## Saved entries
:::

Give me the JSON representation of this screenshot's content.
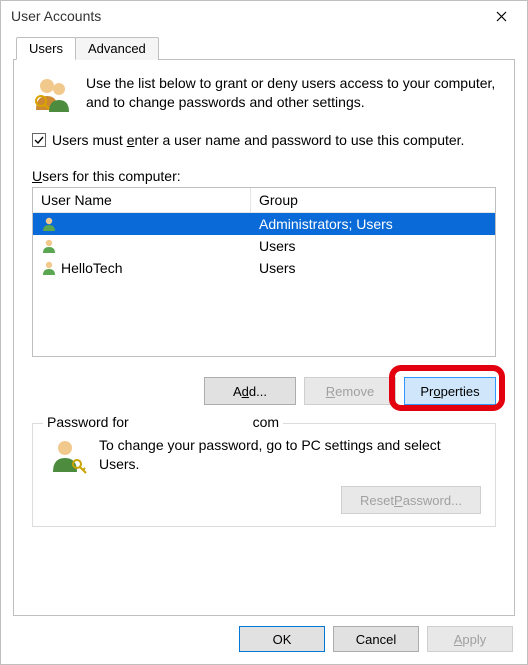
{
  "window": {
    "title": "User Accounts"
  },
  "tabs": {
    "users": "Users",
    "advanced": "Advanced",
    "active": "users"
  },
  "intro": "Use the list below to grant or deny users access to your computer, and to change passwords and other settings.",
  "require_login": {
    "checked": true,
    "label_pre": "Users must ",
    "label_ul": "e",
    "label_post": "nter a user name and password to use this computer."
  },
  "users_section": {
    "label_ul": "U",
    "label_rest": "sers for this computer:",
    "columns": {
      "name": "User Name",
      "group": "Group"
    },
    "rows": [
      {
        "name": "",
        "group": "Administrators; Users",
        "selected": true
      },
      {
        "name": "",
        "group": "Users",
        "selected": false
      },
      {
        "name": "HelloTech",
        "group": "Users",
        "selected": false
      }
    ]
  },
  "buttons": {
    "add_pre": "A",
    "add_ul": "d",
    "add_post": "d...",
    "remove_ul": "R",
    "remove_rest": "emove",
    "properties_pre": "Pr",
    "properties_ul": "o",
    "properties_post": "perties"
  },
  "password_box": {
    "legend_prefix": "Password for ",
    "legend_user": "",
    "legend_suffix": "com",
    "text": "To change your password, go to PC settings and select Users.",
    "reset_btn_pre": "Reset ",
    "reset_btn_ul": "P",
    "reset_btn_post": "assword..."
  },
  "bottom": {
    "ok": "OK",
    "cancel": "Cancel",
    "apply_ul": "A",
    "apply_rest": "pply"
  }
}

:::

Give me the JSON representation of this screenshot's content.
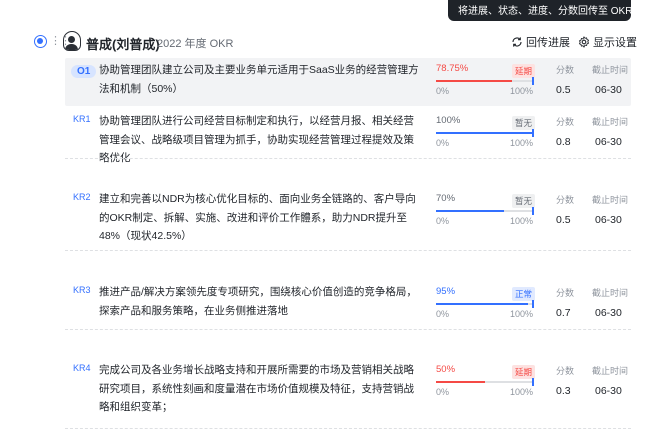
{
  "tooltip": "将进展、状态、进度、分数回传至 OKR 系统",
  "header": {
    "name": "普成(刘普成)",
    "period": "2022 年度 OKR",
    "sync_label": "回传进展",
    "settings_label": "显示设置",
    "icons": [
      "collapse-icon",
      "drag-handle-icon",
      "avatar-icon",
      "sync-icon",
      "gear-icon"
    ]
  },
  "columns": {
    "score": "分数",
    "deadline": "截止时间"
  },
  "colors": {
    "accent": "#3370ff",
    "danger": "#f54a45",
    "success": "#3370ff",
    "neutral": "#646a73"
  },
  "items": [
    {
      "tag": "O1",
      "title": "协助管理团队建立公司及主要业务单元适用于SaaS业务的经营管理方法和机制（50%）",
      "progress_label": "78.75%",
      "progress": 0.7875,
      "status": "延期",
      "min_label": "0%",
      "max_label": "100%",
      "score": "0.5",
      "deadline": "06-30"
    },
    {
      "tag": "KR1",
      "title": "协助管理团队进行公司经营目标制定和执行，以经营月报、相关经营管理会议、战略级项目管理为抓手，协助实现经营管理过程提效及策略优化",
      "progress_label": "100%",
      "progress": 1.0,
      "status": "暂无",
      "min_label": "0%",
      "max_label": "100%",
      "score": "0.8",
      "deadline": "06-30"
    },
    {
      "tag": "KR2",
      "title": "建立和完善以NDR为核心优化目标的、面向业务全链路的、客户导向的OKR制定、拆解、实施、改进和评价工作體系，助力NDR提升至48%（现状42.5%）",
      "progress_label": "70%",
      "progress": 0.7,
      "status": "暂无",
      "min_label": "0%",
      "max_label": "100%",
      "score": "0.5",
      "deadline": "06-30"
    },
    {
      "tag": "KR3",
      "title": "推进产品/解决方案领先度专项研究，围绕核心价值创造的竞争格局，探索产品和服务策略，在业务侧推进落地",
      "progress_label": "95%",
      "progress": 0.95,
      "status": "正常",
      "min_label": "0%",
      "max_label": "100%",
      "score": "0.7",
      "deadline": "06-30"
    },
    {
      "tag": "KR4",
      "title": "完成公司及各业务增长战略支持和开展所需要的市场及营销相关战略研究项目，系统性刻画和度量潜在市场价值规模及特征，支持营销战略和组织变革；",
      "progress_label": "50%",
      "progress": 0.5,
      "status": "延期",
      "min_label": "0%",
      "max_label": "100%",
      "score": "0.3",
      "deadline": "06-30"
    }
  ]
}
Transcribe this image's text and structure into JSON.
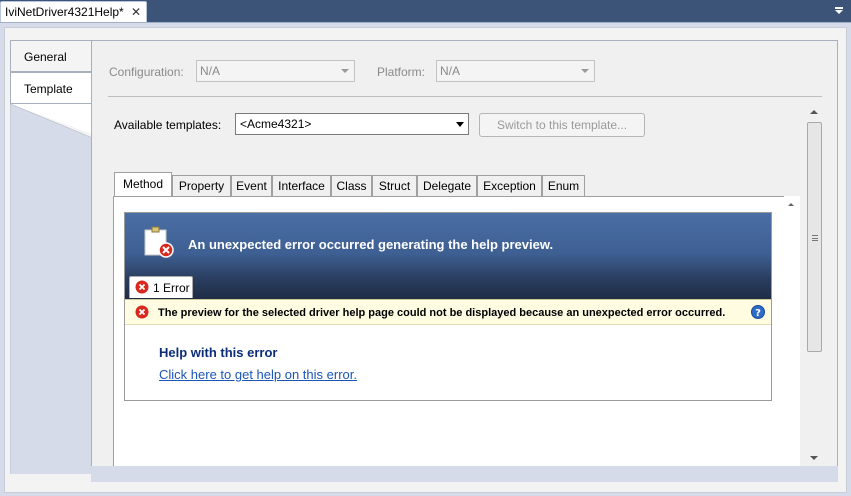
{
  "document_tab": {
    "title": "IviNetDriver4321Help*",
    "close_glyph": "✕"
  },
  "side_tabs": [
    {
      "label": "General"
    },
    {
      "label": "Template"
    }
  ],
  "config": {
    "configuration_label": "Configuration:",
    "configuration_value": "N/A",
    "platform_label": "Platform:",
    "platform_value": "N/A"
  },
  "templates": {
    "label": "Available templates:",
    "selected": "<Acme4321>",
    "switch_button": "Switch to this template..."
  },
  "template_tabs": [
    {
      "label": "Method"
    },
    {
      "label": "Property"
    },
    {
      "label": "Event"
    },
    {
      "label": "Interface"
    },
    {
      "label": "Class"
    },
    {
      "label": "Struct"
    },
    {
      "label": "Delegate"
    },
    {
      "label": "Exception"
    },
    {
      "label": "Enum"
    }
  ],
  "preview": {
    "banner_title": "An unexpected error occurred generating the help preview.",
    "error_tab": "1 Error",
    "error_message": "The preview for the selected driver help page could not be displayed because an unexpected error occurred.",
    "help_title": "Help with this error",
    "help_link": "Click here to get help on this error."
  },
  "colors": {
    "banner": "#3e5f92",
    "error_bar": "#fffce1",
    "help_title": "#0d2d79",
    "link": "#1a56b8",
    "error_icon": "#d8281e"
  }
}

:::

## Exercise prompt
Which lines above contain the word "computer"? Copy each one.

## Task answer
  "intro": "Use the list below to grant or deny users access to your computer, and to change passwords and other settings.",
    "label_post": "nter a user name and password to use this computer."
    "label_rest": "sers for this computer:",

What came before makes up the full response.